How does one reconcile the simultaneous feelings of being appalled and fascinated? I honestly do not know, and thanks to an accident of channel-surfing I must now ponder that question.
Have any of you you out there heard of the new sitcom UNDER ONE ROOF? I hadn't heard word one about it, but I came across it while flipping around the channels last night and was horrified by what I witnessed. At first it looked like just another of the terrible "black" shows vomited onto the airwaves by the MyNetwork — formerly the UPN, so that should give you a clue as to what kind of programming I'm bitching about — but as I watched, a mind-altering tableux unfolded within the stale framework of a "fish out of water" comedy along the lines of WHO'S THE BOSS?, THE FRESH PRINCE OF BEL-AIRE or THE BEVERLY HILLBILLIES. In the space of one half hour I beheld a parade of ethnic stereotypes so egregious that it made me wonder if I'd fallen into an alternate universe where they still allowed this kind of pre-1960's minstrelsy to flourish, and had somehow found a away to resurrect Stepin Fetchit in the form of Flavor Flav.
Mister Flav plays Calvester Hill, a cartoonish, over-the-top hip-hop caricature who has recently gotten out of jail after taking the rap to prevent his "good" younger brother from ruining his much more promising life after crashing his car. Once out, Calvester calls in the favor owed him by his brother — who is now a bourgie real estate gazillionaire with a white wife — and promptly moves into his bro's mansion, thereby bringing his streetwise ways and sensibilities into conflict with what is perceived as his brother's disconnect from his own "blackness," as well as opening the door to his thuggish pals and former fellow prison inmates. In the first episode, Calvester must fend off the unwanted presence of "Pumpkin" (Tiny "Zeus" Lister), a hulking violent offender who protected Calvester during his days behind bars, who now seeks payback in the form of post-incarceration prison-style man-on-man lovin'. Yes, you read that right: a sitcom that seeks to wring laughs from a gargantuan black man set on ass-raping his former cellmate, and said former cellmate's outlandish efforts to avoid being sundered by a huge, throbbing wedge of ebony soul pole.
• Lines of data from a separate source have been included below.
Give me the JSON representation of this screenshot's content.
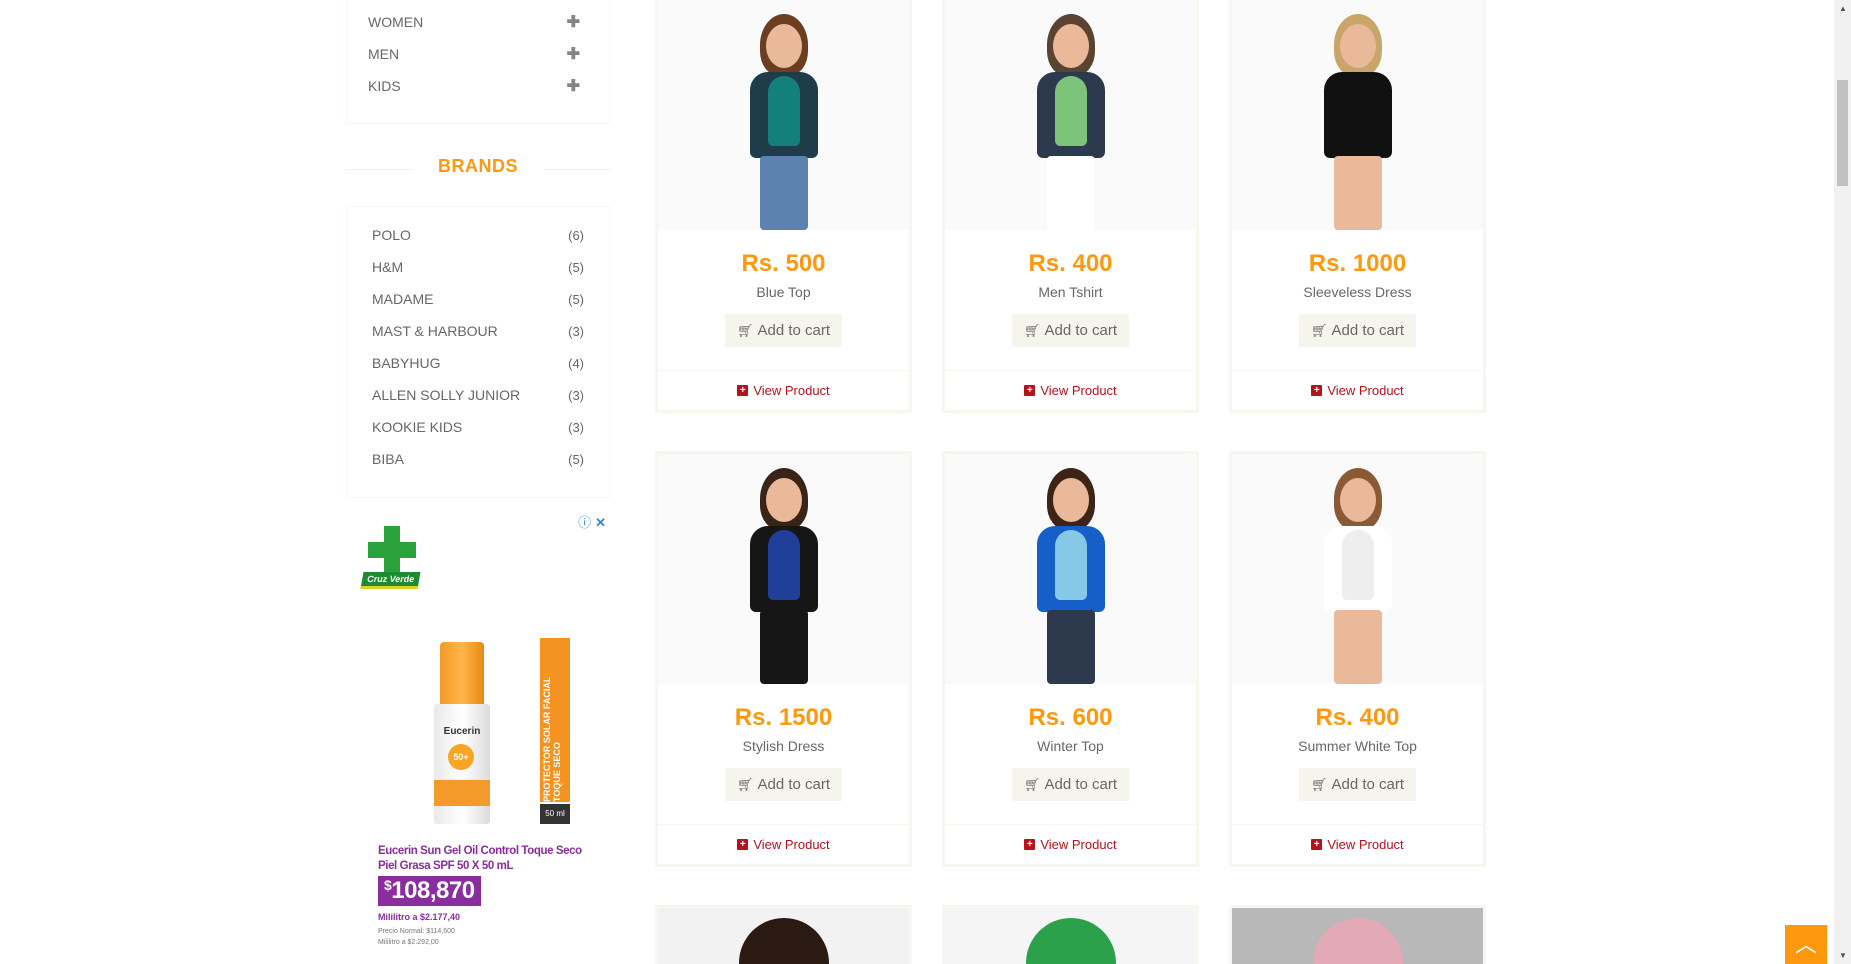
{
  "categories": [
    {
      "label": "WOMEN"
    },
    {
      "label": "MEN"
    },
    {
      "label": "KIDS"
    }
  ],
  "brands_title": "BRANDS",
  "brands": [
    {
      "name": "POLO",
      "count": "(6)"
    },
    {
      "name": "H&M",
      "count": "(5)"
    },
    {
      "name": "MADAME",
      "count": "(5)"
    },
    {
      "name": "MAST & HARBOUR",
      "count": "(3)"
    },
    {
      "name": "BABYHUG",
      "count": "(4)"
    },
    {
      "name": "ALLEN SOLLY JUNIOR",
      "count": "(3)"
    },
    {
      "name": "KOOKIE KIDS",
      "count": "(3)"
    },
    {
      "name": "BIBA",
      "count": "(5)"
    }
  ],
  "ad": {
    "logo_text": "Cruz Verde",
    "bottle_brand": "Eucerin",
    "bottle_spf": "50+",
    "side_text": "PROTECTOR SOLAR FACIAL TOQUE SECO",
    "volume": "50 ml",
    "title": "Eucerin Sun Gel Oil Control Toque Seco Piel Grasa SPF 50 X 50 mL",
    "price_symbol": "$",
    "price": "108,870",
    "per_ml": "Mililitro a $2.177,40",
    "normal_price": "Precio Normal: $114,600",
    "normal_per_ml": "Mililitro a $2.292,00"
  },
  "products": [
    {
      "price": "Rs. 500",
      "name": "Blue Top",
      "add_label": "Add to cart",
      "view_label": "View Product",
      "palette": {
        "top": "#1f3c4a",
        "inner": "#14807d",
        "bottom": "#5d82b0",
        "hair": "#6b3e22"
      }
    },
    {
      "price": "Rs. 400",
      "name": "Men Tshirt",
      "add_label": "Add to cart",
      "view_label": "View Product",
      "palette": {
        "top": "#2d3a4d",
        "inner": "#7bc47a",
        "bottom": "#ffffff",
        "hair": "#5a4330"
      }
    },
    {
      "price": "Rs. 1000",
      "name": "Sleeveless Dress",
      "add_label": "Add to cart",
      "view_label": "View Product",
      "palette": {
        "top": "#111111",
        "inner": "#111111",
        "bottom": "#e9b99a",
        "hair": "#c9a56a"
      }
    },
    {
      "price": "Rs. 1500",
      "name": "Stylish Dress",
      "add_label": "Add to cart",
      "view_label": "View Product",
      "palette": {
        "top": "#161616",
        "inner": "#1f3f99",
        "bottom": "#161616",
        "hair": "#3a2418"
      }
    },
    {
      "price": "Rs. 600",
      "name": "Winter Top",
      "add_label": "Add to cart",
      "view_label": "View Product",
      "palette": {
        "top": "#1460c8",
        "inner": "#86c9e6",
        "bottom": "#2d3a4d",
        "hair": "#3d2417"
      }
    },
    {
      "price": "Rs. 400",
      "name": "Summer White Top",
      "add_label": "Add to cart",
      "view_label": "View Product",
      "palette": {
        "top": "#ffffff",
        "inner": "#eeeeee",
        "bottom": "#e9b99a",
        "hair": "#8a5a35"
      }
    }
  ],
  "partial_products": [
    {
      "bg": "#f2f2f2",
      "accent": "#2a1a12"
    },
    {
      "bg": "#f5f5f5",
      "accent": "#2aa14a"
    },
    {
      "bg": "#b8b8b8",
      "accent": "#e3a9b6"
    }
  ],
  "colors": {
    "accent": "#fe980f",
    "link": "#b4121c"
  }
}
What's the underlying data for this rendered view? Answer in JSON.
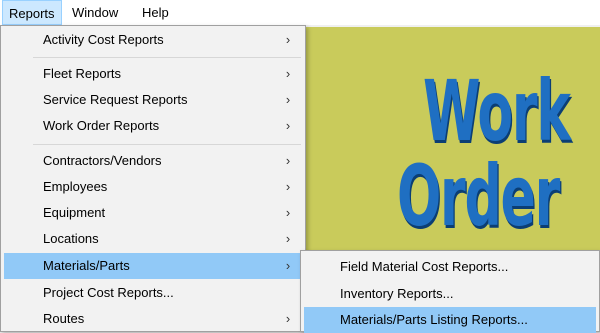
{
  "menubar": {
    "items": [
      {
        "label": "Reports"
      },
      {
        "label": "Window"
      },
      {
        "label": "Help"
      }
    ]
  },
  "banner": {
    "line1": "Work",
    "line2": "Order"
  },
  "reports_menu": {
    "items": [
      {
        "label": "Activity Cost Reports",
        "arrow": "›"
      },
      {
        "label": "Fleet Reports",
        "arrow": "›"
      },
      {
        "label": "Service Request Reports",
        "arrow": "›"
      },
      {
        "label": "Work Order Reports",
        "arrow": "›"
      },
      {
        "label": "Contractors/Vendors",
        "arrow": "›"
      },
      {
        "label": "Employees",
        "arrow": "›"
      },
      {
        "label": "Equipment",
        "arrow": "›"
      },
      {
        "label": "Locations",
        "arrow": "›"
      },
      {
        "label": "Materials/Parts",
        "arrow": "›"
      },
      {
        "label": "Project Cost Reports...",
        "arrow": ""
      },
      {
        "label": "Routes",
        "arrow": "›"
      }
    ]
  },
  "materials_submenu": {
    "items": [
      {
        "label": "Field Material Cost Reports..."
      },
      {
        "label": "Inventory Reports..."
      },
      {
        "label": "Materials/Parts Listing Reports..."
      }
    ]
  },
  "colors": {
    "menu_highlight": "#91c9f7",
    "menubar_active": "#cce8ff",
    "banner_text": "#1f6fc2",
    "banner_background": "#c9cb5b"
  }
}
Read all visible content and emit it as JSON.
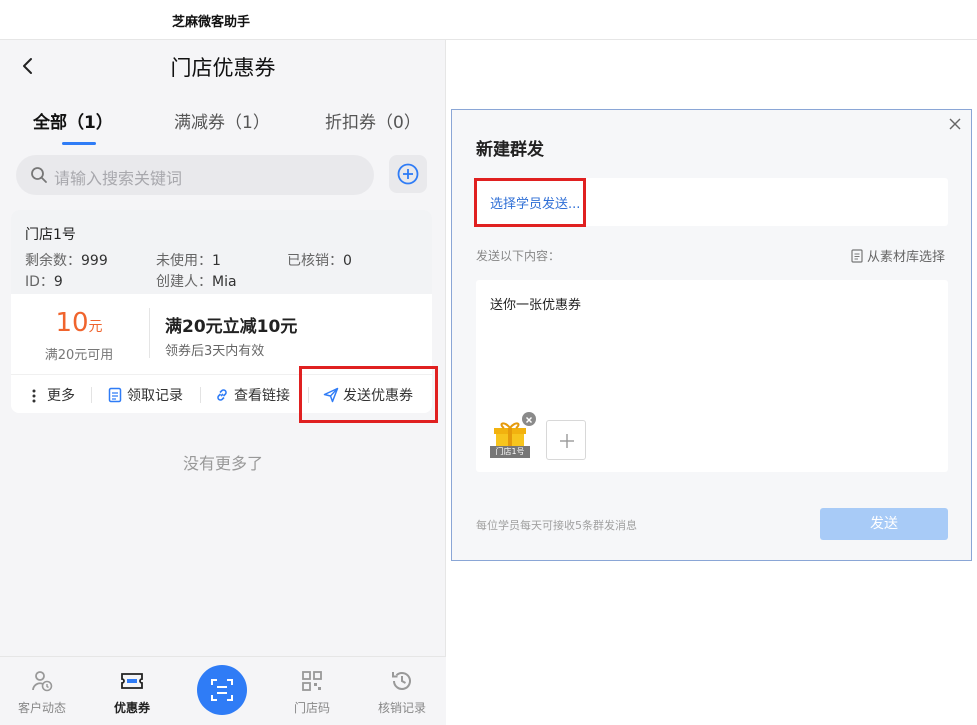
{
  "app": {
    "title": "芝麻微客助手"
  },
  "header": {
    "title": "门店优惠券"
  },
  "tabs": [
    {
      "label": "全部（1）",
      "active": true
    },
    {
      "label": "满减券（1）",
      "active": false
    },
    {
      "label": "折扣券（0）",
      "active": false
    }
  ],
  "search": {
    "placeholder": "请输入搜索关键词"
  },
  "coupon": {
    "store": "门店1号",
    "stats": {
      "remaining_label": "剩余数：",
      "remaining": "999",
      "unused_label": "未使用：",
      "unused": "1",
      "verified_label": "已核销：",
      "verified": "0",
      "id_label": "ID：",
      "id": "9",
      "creator_label": "创建人：",
      "creator": "Mia"
    },
    "amount": "10",
    "amount_unit": "元",
    "amount_condition": "满20元可用",
    "title": "满20元立减10元",
    "validity": "领券后3天内有效",
    "actions": {
      "more": "更多",
      "records": "领取记录",
      "link": "查看链接",
      "send": "发送优惠券"
    }
  },
  "list_end": "没有更多了",
  "bottom_nav": [
    {
      "label": "客户动态",
      "icon": "person-clock-icon"
    },
    {
      "label": "优惠券",
      "icon": "coupon-icon",
      "active": true
    },
    {
      "label": "门店码",
      "icon": "qr-code-icon"
    },
    {
      "label": "核销记录",
      "icon": "history-icon"
    }
  ],
  "dialog": {
    "title": "新建群发",
    "select_recipients": "选择学员发送...",
    "send_content_label": "发送以下内容：",
    "select_from_library": "从素材库选择",
    "message": "送你一张优惠券",
    "attachment_label": "门店1号",
    "footer_note": "每位学员每天可接收5条群发消息",
    "send_button": "发送"
  },
  "colors": {
    "accent": "#2f7cf6",
    "highlight": "#e02020",
    "amount": "#f0642d",
    "send_disabled": "#a8cbf7"
  }
}
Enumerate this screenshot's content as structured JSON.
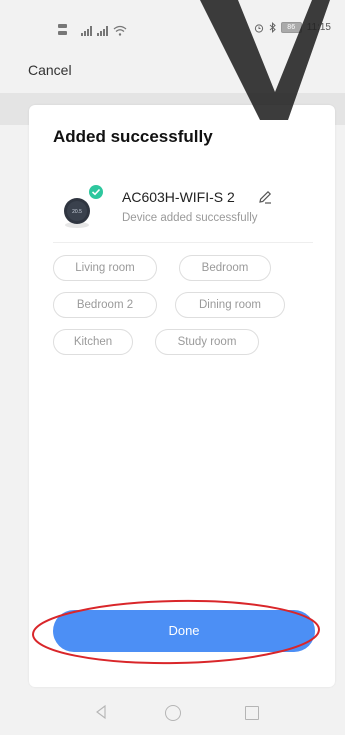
{
  "status_bar": {
    "time": "11:15",
    "battery": "86"
  },
  "header": {
    "cancel_label": "Cancel"
  },
  "card": {
    "title": "Added successfully",
    "device": {
      "name": "AC603H-WIFI-S 2",
      "status": "Device added successfully",
      "thermostat_reading": "20.5"
    },
    "rooms": [
      "Living room",
      "Bedroom",
      "Bedroom 2",
      "Dining room",
      "Kitchen",
      "Study room"
    ],
    "done_label": "Done"
  },
  "colors": {
    "accent": "#4c8ff5",
    "success": "#2ec79e",
    "annotation": "#d9262a",
    "watermark": "#222222"
  }
}
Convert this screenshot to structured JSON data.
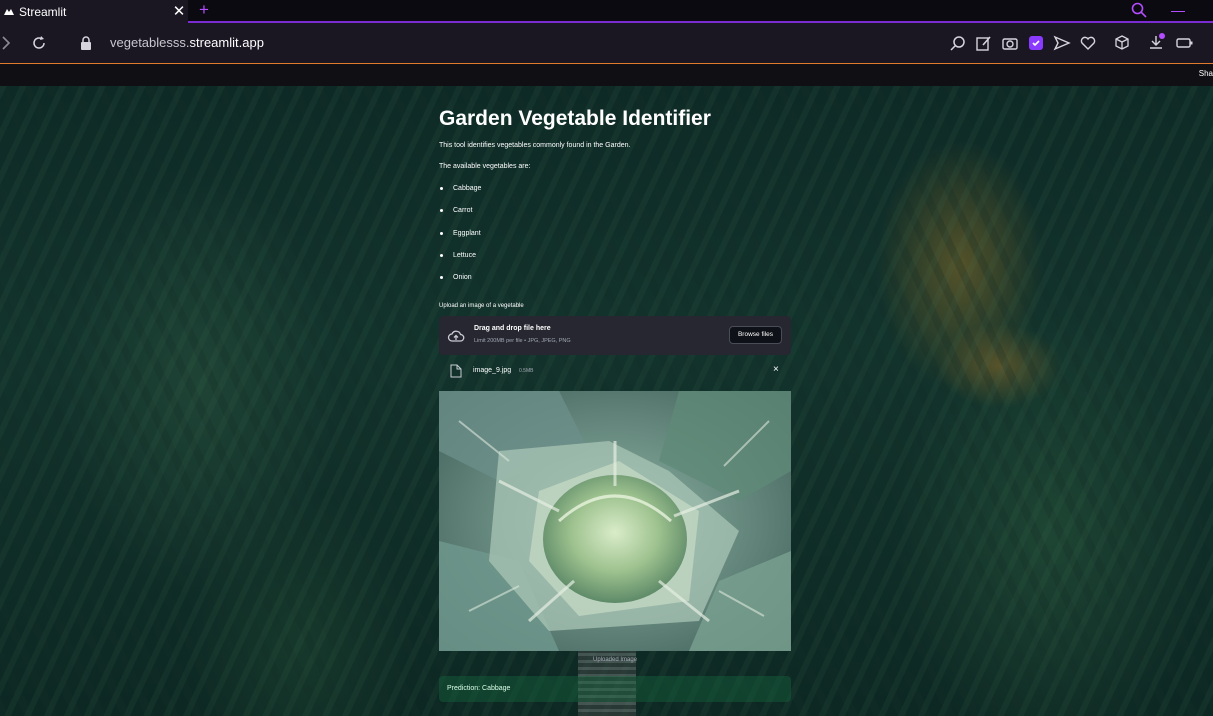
{
  "browser": {
    "tab_title": "Streamlit",
    "tab_close": "✕",
    "new_tab": "+",
    "url_prefix": "vegetablesss.",
    "url_domain": "streamlit.app",
    "bookmarks_right_text": "Sha"
  },
  "app": {
    "title": "Garden Vegetable Identifier",
    "description": "This tool identifies vegetables commonly found in the Garden.",
    "available_heading": "The available vegetables are:",
    "vegetables": [
      "Cabbage",
      "Carrot",
      "Eggplant",
      "Lettuce",
      "Onion"
    ],
    "uploader": {
      "label": "Upload an image of a vegetable",
      "drop_title": "Drag and drop file here",
      "drop_subtitle": "Limit 200MB per file • JPG, JPEG, PNG",
      "browse_label": "Browse files"
    },
    "file": {
      "name": "image_9.jpg",
      "size": "0.5MB",
      "remove": "×"
    },
    "image_caption": "Uploaded Image",
    "prediction": "Prediction: Cabbage"
  },
  "colors": {
    "accent": "#b44dff",
    "success_bg": "#177245"
  }
}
That setup is bad enough, but the icing on the cake is the parade of broad ethnic cliches. The black people present are either "buppies" or hip-hop "playas" and blaxploitation stock characters, complete with pimp walks, gold chains, and flamboyant threads, and as for the other races about the only offensive stereotype not present was a Jew with a gigantic hook-nose and Smith Brothers beard who controls all aspects of the media and lusts after hot, blonde shiksas. But the true standout here is the Chinese cook (Emily Kuroda) who yammers in embarrassing pidgin English and sports fashions seemingly designed by Mao Tse-Tung. I know she's an actor and is looking to earn some cash, but this isn't the way to do that and maintain one's dignity. And as I predicted nearly twenty years ago, without Public Enemy and Chuck D, Flavor Flav has degenerated into the living embodiment of the classic minstrel show coon.
But, you may ask, is any of this funny? The answer to that is an unequivocal "no." I'm not alone in my assessment, as can be found in articles from the LA Times and Courant.com that for some reason I can't establish links to. But that's no big deal; just Google Under One Roof MyNetwork and search for yourself. Read the reviews at the aforementioned spots and you will know all you need to know. As for me, I plan to regularly tape this atrocity, just so I'll have it for posterity; no one believes me when I tell them about HOMEBOYS IN OUTER SPACE (1996-1997), a show I wish I'd taped just to prove how extra-stupid it was, and I won't make that mistake twice.